The retailer anticipates gross margin pressure to accelerate in the second quarter due to the more aggressive promotions as it moves through the remainder of excess inventory as well as the “generally challenging retail environment.”
Like many apparel companies during the pandemic, Francesca’s deferred rent payments throughout the pandemic into June. The company was able to complete negotiations with its landlords to abate or defer lease payments for the months of April, May and June. Lease payments have resumed for the company as of July 2020, while past due balances for merchandise and non-merchandise vendor accounts payables have been paid.
Francesca’s now has cash and cash equivalents of $18.7 million after it repaid $2 million of the outstanding borrowings under its Amended ABL credit agreement.
Although Francesca’s has provided a second-quarter preview of sales and earnings, it says it may not provide quarterly or annual financial guidance in future earnings releases.
Operations and cash flows continue to be materially adversely impacted by the coronavirus pandemic, with the company reiterating that it continues to raise “substantial doubt about its ability to continue as a going concern.”
Net Sales: Net sales decreased 50 percent to $43.8 million from $87.1 million in the prior-year quarter primarily due to the mandated boutique closures beginning on March 25, and continuing through the end of the first quarter related to the health emergency.
This decrease was partially offset by strong performance in e-commerce, although Francesca’s did not reveal specific e-commerce results.
With Francesca’s second quarter nearly reaching its conclusion as well, the company revealed its net sales are expected to be in the range of $67 million to $71 million, assuming a comparable sales decrease of 11 percent to 16 percent.
Net Earnings: Net loss for the first quarter ended May 2 was $15.3 million, or $5.25 per share, compared to prior-year quarter net loss of $10.1 million, or $3.50 per share.
Gross loss as a percent of sales was 6.6 percent as compared to last year’s gross profit of 34.8 percent in the prior year quarter. The massive change was primarily due to deleverage in occupancy costs as a result of lower sales. Occupancy costs include the full lease expense for all boutiques for the first quarter, regardless of any rent deferral.
Excluding $7.5 million in non-cash impairment charges and a $10.7 million income tax benefit related to the net operating loss carryback provision under the CARES Act, adjusted net loss for the first quarter was $28.4 million, or $9.73 per share. This compares to adjusted net loss of $8.2 million, or $2.84 per share, in the comparable prior-year quarter.

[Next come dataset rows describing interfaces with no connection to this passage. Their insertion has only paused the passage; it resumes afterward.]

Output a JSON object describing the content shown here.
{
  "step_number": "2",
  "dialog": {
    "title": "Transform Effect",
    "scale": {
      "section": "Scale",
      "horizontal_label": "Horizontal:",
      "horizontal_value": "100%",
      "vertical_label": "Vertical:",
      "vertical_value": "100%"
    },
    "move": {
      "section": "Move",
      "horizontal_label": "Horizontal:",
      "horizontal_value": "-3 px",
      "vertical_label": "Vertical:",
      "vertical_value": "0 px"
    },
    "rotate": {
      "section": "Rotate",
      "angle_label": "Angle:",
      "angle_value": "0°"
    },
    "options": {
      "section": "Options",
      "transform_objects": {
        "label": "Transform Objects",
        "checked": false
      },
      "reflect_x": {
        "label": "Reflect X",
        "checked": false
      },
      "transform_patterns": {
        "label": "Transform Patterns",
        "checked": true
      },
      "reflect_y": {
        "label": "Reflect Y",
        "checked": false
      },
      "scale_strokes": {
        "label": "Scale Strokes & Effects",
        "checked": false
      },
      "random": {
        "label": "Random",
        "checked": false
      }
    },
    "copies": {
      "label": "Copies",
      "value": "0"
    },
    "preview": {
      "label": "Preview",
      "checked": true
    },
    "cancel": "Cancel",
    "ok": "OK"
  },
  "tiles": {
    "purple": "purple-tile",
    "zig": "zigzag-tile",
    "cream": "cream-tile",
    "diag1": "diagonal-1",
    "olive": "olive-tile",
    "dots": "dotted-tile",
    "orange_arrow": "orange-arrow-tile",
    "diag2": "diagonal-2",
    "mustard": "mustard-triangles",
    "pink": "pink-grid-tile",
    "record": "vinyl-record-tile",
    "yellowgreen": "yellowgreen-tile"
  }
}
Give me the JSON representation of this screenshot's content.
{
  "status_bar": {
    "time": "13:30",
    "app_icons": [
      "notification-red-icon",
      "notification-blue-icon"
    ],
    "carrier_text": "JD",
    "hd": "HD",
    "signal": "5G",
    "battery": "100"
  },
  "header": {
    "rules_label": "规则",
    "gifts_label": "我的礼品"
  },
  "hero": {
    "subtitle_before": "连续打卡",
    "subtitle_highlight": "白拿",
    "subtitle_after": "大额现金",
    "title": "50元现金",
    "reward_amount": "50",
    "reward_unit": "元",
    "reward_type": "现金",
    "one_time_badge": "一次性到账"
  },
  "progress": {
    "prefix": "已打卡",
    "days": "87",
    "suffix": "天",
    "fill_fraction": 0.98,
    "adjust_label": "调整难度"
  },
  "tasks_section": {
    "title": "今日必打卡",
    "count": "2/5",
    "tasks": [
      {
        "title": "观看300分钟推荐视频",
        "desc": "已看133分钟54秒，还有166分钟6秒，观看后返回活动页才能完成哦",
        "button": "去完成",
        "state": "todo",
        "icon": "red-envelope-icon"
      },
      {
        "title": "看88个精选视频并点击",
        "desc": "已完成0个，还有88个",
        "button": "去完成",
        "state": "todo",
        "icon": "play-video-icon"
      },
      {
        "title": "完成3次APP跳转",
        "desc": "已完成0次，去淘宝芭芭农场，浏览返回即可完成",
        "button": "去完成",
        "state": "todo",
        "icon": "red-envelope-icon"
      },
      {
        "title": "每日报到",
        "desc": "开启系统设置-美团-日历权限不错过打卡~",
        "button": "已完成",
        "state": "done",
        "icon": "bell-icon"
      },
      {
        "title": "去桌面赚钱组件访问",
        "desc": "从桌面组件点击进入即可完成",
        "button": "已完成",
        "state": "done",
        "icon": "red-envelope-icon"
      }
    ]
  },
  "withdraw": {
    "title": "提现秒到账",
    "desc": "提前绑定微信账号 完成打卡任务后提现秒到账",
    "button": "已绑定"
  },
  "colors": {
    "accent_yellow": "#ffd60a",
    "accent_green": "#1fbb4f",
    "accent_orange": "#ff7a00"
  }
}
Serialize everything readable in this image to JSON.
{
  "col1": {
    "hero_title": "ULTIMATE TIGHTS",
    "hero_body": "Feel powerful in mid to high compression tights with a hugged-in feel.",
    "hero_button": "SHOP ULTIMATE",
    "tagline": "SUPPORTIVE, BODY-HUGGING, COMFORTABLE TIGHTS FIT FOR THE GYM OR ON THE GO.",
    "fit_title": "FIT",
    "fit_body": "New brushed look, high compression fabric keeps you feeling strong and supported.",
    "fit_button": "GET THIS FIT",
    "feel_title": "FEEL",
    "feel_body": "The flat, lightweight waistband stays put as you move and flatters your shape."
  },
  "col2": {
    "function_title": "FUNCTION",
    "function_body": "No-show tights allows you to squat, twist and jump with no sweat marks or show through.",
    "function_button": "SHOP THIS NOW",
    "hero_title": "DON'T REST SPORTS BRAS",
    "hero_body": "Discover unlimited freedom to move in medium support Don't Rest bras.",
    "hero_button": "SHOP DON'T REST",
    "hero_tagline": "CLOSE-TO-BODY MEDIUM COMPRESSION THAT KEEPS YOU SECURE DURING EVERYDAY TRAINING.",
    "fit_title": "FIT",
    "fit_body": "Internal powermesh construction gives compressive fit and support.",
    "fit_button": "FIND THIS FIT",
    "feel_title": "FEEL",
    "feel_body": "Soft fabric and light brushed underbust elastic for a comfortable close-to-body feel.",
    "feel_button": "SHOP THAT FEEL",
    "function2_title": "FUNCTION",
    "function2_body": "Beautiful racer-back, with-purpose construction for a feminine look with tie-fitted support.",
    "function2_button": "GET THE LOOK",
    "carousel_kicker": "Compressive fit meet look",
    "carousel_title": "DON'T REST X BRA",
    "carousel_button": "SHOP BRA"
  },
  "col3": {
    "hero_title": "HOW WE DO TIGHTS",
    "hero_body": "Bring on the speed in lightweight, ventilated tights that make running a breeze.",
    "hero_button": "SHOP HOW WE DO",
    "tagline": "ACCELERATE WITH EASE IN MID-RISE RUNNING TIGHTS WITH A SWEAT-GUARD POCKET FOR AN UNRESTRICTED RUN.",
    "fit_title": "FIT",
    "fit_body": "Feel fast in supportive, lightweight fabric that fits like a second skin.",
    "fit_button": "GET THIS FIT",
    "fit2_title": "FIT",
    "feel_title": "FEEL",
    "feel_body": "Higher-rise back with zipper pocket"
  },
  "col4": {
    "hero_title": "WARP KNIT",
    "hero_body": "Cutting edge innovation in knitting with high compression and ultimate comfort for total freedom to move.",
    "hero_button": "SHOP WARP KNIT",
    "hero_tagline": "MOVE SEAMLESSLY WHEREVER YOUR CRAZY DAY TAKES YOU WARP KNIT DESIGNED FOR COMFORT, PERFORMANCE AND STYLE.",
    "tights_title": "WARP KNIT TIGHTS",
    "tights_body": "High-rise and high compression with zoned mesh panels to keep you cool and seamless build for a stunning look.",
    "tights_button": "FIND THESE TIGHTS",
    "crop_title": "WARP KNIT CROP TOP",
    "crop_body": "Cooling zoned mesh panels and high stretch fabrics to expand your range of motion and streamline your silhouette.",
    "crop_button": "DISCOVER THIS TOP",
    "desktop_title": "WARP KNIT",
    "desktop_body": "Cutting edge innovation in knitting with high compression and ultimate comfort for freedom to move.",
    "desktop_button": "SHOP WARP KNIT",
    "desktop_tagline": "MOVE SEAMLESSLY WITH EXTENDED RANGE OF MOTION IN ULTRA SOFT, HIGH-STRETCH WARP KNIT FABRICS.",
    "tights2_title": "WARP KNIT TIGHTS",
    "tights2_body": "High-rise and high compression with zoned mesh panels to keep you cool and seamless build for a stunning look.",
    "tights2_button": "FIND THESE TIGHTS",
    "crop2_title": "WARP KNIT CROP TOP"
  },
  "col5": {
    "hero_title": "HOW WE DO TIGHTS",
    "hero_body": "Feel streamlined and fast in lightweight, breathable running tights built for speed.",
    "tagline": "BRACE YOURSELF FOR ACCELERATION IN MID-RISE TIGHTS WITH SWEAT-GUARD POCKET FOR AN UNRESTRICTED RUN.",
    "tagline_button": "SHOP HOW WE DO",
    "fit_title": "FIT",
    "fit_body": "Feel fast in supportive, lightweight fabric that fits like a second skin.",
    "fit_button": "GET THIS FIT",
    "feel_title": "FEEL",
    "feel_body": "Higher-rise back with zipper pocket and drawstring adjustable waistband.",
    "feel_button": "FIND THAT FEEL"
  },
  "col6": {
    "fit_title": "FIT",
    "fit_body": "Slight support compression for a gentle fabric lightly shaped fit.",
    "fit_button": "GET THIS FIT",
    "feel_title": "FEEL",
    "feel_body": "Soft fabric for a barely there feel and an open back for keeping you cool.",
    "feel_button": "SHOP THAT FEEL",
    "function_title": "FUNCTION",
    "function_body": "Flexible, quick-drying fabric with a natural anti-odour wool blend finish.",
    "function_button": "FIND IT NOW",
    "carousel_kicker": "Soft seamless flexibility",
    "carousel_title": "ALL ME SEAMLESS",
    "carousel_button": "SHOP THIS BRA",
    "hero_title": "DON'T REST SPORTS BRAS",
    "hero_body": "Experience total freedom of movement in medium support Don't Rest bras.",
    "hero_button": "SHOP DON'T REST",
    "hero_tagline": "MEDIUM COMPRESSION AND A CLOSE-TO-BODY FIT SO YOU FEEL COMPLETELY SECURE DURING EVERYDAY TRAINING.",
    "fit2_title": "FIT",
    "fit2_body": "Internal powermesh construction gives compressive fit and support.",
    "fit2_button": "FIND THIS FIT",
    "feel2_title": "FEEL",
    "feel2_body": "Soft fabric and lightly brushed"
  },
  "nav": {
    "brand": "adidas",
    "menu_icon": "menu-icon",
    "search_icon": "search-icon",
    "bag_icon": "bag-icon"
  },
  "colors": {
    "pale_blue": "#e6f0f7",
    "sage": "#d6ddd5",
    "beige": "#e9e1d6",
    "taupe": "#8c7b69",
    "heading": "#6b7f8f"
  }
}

Operating losses for the quarter totaled $35.3 million, compared to $9.7 million in the prior-year quarter. Excluding the non-cash impairment charges, adjusted loss from operations for the first quarter was $27.8 million.
For the second quarter, operating losses are expected to be in the range of $21 million to $23 million in the second quarter. Cash and cash equivalents are expected to be in the range of $10 million to $12 million.
CEO’s Take: “The re-platforming and relaunching of our e-commerce site is on track for the fall season,” Clarke said. “Our iOS app is expected to launch in the next few weeks and our Android app is expected to launch this fall. In addition to better enabling our customers to shop wherever, whenever and however she chooses, the launch of our mobile app will enhance our ability to serve our customers where stores remain closed. Looking ahead, while the situation remains fluid, with store re-closures taking place in certain states due to increased cases of COVID-19, we are focused on maximizing sales by controlling what is within our control.”